Many people believe that limitations of the output transformer are critical to the exact nature of overdrive distortion; personally I don't really like that sound much and prefer the tubes or power supply be the limiting factor. It also depends on the bandwidth you require (not much for a Marshall). Power transformer limitations and power supply choke do affect compression and sustain envelope.
Building your own clone of a classic can be far cheaper than the inflated prices for collectibles. Getting your exact target is priceless. On the other hand, nowadays there are many companies making cheap clones of the real classics, but with prices competitive against each other. You have your choice of whether you tolerate printed circuits that sound great but are more difficult to modify, versus the cost reduction of large scale and cheap labor of an insertion machine. Sometimes the best buy is to shop for kits someone already built, as you can get good hardware and few competing bidders.

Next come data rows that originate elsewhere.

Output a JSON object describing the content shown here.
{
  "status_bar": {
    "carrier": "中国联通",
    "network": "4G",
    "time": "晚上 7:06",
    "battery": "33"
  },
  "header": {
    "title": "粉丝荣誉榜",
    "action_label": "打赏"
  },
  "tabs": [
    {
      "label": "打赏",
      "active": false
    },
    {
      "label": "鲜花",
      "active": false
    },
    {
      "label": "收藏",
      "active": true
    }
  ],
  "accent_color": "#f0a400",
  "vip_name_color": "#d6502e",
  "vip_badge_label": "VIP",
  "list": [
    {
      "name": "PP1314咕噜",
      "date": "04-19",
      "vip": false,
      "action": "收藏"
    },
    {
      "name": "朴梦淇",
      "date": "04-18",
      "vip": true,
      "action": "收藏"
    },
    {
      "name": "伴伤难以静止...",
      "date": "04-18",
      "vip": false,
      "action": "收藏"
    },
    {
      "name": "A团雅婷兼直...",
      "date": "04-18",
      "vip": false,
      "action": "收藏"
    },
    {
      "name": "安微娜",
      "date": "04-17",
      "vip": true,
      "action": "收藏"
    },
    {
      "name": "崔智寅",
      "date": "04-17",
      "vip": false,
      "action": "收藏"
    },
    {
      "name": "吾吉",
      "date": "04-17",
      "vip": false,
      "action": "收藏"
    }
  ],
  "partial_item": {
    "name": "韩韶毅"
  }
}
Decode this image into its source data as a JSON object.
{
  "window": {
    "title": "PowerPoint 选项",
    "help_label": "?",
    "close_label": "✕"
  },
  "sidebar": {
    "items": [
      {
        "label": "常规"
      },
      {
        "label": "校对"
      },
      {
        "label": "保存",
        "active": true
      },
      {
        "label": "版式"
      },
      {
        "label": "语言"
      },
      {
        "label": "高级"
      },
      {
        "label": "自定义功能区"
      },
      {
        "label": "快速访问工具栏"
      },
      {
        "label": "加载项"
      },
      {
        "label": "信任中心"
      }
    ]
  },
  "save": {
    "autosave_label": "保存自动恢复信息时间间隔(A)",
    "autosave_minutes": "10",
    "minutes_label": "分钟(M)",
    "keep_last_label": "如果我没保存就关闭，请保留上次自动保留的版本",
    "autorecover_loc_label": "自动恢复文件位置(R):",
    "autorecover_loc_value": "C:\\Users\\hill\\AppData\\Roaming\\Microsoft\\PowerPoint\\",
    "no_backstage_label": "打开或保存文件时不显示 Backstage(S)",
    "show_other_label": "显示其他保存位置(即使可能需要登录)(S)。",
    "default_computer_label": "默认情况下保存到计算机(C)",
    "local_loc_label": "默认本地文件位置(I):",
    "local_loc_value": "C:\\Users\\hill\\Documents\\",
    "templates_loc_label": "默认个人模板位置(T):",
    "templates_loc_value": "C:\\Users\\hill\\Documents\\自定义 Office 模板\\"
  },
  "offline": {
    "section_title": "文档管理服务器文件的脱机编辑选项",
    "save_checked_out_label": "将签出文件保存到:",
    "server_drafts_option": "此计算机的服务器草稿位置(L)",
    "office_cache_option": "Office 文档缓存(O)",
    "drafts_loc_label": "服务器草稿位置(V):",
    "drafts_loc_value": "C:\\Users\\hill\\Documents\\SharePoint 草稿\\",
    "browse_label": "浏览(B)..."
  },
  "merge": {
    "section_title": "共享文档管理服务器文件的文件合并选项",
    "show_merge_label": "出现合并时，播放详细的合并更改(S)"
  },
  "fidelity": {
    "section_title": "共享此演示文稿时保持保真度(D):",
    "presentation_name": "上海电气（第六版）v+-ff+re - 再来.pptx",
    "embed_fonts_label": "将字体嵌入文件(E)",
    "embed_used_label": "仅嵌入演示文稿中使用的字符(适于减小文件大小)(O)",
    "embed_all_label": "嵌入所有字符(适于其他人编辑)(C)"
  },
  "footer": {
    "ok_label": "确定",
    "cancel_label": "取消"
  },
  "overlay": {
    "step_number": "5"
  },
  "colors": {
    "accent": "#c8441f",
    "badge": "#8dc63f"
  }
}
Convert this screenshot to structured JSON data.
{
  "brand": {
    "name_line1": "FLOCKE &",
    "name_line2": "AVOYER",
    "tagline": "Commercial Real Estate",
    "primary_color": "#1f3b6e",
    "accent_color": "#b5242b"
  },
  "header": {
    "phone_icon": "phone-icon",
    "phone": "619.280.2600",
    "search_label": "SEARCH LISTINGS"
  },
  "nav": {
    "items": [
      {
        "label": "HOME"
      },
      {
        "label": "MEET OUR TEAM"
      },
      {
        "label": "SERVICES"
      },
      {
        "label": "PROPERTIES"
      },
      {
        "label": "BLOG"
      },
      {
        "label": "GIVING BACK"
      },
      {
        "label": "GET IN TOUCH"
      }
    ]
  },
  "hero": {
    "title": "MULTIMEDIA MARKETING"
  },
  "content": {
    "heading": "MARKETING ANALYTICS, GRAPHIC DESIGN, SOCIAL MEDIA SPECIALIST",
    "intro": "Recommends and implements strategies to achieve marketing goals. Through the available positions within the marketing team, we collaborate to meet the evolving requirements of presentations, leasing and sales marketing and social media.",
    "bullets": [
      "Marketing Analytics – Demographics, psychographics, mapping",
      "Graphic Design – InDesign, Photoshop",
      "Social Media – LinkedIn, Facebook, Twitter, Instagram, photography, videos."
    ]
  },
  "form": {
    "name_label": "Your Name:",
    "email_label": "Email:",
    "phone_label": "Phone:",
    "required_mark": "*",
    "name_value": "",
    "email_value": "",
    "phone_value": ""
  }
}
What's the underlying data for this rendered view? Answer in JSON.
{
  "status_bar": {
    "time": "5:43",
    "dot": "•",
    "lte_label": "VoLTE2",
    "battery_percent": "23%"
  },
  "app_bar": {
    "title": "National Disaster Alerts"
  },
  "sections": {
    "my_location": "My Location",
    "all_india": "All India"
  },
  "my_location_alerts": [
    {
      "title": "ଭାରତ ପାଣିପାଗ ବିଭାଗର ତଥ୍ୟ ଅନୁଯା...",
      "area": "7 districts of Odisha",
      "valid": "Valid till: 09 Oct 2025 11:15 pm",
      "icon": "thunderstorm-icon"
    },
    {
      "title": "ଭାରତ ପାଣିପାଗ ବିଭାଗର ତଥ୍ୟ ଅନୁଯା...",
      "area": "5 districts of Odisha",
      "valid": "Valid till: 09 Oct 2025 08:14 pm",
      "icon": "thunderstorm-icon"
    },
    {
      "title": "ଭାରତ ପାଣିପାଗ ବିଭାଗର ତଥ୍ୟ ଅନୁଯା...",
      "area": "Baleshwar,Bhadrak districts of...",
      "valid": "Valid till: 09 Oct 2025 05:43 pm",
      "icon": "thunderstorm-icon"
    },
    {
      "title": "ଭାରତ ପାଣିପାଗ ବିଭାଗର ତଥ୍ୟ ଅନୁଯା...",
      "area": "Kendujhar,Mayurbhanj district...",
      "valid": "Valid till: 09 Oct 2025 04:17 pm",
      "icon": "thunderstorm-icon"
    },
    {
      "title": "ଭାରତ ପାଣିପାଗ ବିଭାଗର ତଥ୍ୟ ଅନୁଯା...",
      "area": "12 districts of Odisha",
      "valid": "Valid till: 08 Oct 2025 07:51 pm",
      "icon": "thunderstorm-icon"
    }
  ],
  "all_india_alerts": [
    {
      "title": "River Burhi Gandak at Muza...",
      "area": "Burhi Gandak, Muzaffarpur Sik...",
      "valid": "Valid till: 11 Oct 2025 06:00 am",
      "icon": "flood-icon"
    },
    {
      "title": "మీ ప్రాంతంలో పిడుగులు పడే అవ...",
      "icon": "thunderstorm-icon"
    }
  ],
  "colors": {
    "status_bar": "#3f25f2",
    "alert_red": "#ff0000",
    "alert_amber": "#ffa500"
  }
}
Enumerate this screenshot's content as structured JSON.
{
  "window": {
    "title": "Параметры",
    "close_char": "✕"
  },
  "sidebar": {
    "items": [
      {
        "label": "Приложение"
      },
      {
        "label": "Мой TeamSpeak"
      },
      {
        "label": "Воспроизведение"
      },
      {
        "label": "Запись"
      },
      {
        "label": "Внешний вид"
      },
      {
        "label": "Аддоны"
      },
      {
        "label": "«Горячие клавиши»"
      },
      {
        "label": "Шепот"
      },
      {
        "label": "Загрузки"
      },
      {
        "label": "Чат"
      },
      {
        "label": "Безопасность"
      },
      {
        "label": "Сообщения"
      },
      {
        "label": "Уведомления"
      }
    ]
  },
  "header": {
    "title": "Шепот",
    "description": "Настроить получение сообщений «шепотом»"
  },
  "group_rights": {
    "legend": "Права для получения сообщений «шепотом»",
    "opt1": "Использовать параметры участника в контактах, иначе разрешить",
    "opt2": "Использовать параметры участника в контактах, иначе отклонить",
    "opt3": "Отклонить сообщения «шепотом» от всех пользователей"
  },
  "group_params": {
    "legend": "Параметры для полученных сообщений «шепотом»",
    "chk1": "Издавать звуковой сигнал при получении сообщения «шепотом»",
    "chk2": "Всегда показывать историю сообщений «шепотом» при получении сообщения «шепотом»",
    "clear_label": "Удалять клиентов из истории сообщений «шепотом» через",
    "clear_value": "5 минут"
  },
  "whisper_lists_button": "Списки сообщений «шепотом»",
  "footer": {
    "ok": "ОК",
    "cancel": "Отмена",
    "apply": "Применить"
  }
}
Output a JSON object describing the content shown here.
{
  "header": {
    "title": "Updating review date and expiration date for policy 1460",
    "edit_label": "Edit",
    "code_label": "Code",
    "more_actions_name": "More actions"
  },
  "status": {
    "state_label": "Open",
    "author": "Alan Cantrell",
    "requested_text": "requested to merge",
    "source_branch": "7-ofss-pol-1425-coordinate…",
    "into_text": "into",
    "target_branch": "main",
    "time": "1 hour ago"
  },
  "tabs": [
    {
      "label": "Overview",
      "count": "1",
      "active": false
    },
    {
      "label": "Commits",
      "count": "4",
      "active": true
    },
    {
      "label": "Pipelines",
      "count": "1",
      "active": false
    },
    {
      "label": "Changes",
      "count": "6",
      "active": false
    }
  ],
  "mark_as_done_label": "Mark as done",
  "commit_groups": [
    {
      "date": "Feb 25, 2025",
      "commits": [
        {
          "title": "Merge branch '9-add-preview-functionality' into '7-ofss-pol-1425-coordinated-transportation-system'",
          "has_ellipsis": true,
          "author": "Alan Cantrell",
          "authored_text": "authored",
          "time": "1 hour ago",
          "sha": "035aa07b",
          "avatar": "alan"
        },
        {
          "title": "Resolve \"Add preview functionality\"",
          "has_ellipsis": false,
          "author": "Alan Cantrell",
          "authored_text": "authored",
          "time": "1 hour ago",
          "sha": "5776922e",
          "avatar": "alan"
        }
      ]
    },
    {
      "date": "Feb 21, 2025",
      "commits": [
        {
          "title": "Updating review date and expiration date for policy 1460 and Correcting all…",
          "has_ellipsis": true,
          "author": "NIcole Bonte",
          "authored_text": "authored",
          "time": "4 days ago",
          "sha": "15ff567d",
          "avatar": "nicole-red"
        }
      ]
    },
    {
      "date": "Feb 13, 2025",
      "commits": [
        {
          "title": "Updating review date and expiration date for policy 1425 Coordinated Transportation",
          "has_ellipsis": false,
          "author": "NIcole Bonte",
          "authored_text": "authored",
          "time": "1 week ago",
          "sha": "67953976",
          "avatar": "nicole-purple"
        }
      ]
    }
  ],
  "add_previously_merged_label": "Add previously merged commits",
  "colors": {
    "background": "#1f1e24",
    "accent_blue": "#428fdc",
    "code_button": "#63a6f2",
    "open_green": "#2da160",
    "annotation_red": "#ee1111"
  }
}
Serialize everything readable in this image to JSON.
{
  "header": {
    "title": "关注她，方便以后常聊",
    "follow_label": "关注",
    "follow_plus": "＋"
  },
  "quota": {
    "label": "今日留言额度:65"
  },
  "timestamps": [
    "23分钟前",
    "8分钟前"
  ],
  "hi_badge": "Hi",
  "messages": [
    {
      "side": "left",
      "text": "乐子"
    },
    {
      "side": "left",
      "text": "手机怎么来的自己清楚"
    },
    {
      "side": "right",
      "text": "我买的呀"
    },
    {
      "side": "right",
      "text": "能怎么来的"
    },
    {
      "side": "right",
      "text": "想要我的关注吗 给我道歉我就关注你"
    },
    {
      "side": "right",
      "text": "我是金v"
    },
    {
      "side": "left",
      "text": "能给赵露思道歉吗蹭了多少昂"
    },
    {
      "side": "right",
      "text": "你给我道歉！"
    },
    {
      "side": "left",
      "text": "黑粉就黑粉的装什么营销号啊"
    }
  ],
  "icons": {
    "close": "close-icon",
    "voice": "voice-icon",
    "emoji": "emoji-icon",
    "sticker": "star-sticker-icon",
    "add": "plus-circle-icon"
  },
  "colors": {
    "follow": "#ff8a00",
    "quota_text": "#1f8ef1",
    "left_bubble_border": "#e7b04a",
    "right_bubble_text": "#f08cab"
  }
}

Clones are never perfect, and there's always different psychological reaction too. You may improve your chances of success if you buiild it to be more adjustable so you can 'tune' it to your customer's tastes afterward.
Good luck. Enzo has experience and good advice.
You might want to check out the Metroamp site:
MetroAmp, Amplifier Kits and Parts Online Store
Also check the forums there, as people have started threads looking for parts after George stopped selling kits.
And please, take note of cyclecamper's comments. A tube guitar amp is a musical instrument. You're not trying to achieve measurable goals such as flat response and minimal distortion. If it was that simple, your friend wouldn't want a replica of a 40 year old amp, he'd want something new, and better. But there's no 'better' - it's like ice cream, and if someone wants gooey caramel, you can't sell them chocolate chips no matter how good the chocolate is. Plexi's are very gooey. ;)
I have a couple original SLP's, I also have a later SL that I rebuilt to vintage spec with all metro parts. Honestly even though his kits are no longer available, the information & resources on that site are top notch. they will get you as close as it gets.
|All times are GMT. The time now is 02:33 AM.|
vBulletin Optimisation provided by vB Optimise (Pro) - vBulletin Mods & Addons Copyright © 2016 DragonByte Technologies Ltd.
Copyright ©1999-2016 diyAudio